Ed Moses, the grand lion of Venice, California, sits in a black chair in his studio gallery slowly rotating, watching as studio assistants move his huge paintings on geometric canvases. These are from his crackaleur series, a mutation away from his famous angular grid work. After applying thick layers of paint that season with Moses' "secret sauce" in the outdoor central courtyard of his studio compound, the venerable artist punches the canvases, creating rosettes and shatter patterns. The 88-year old painter explains wryly: "I discovered this by accident by when I fell into a canvas."
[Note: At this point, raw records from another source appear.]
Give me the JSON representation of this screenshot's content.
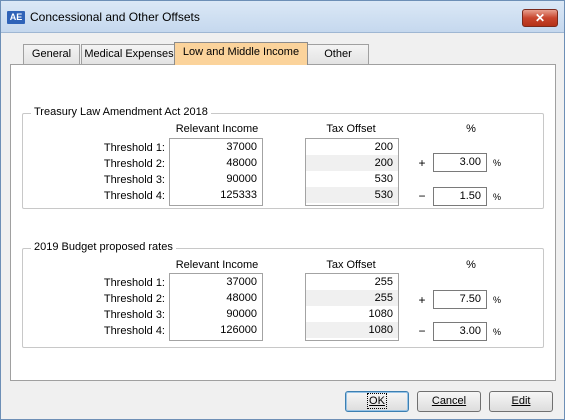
{
  "window": {
    "title": "Concessional and Other Offsets",
    "app_icon_text": "AE",
    "close_glyph": "✕"
  },
  "tabs": [
    {
      "label": "General",
      "active": false
    },
    {
      "label": "Medical Expenses",
      "active": false
    },
    {
      "label": "Low and Middle Income",
      "active": true
    },
    {
      "label": "Other",
      "active": false
    }
  ],
  "col_headers": {
    "income": "Relevant Income",
    "offset": "Tax Offset",
    "pct": "%"
  },
  "groups": [
    {
      "title": "Treasury Law Amendment Act 2018",
      "rows": [
        {
          "label": "Threshold 1:",
          "income": "37000",
          "offset": "200"
        },
        {
          "label": "Threshold 2:",
          "income": "48000",
          "offset": "200"
        },
        {
          "label": "Threshold 3:",
          "income": "90000",
          "offset": "530"
        },
        {
          "label": "Threshold 4:",
          "income": "125333",
          "offset": "530"
        }
      ],
      "plus_sign": "+",
      "plus_value": "3.00",
      "minus_sign": "−",
      "minus_value": "1.50",
      "pct_symbol": "%"
    },
    {
      "title": "2019 Budget proposed rates",
      "rows": [
        {
          "label": "Threshold 1:",
          "income": "37000",
          "offset": "255"
        },
        {
          "label": "Threshold 2:",
          "income": "48000",
          "offset": "255"
        },
        {
          "label": "Threshold 3:",
          "income": "90000",
          "offset": "1080"
        },
        {
          "label": "Threshold 4:",
          "income": "126000",
          "offset": "1080"
        }
      ],
      "plus_sign": "+",
      "plus_value": "7.50",
      "minus_sign": "−",
      "minus_value": "3.00",
      "pct_symbol": "%"
    }
  ],
  "buttons": {
    "ok": "OK",
    "cancel": "Cancel",
    "edit": "Edit"
  }
}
Now he creates the crackaleur works purposefully, though without pre-meditation. Caught up in the creative process, he hits the canvases. He stops. He hits again. The key, he says is knowing, sensing, when to stop the process of punching the dried paint. But, he admits, some times he goes too far.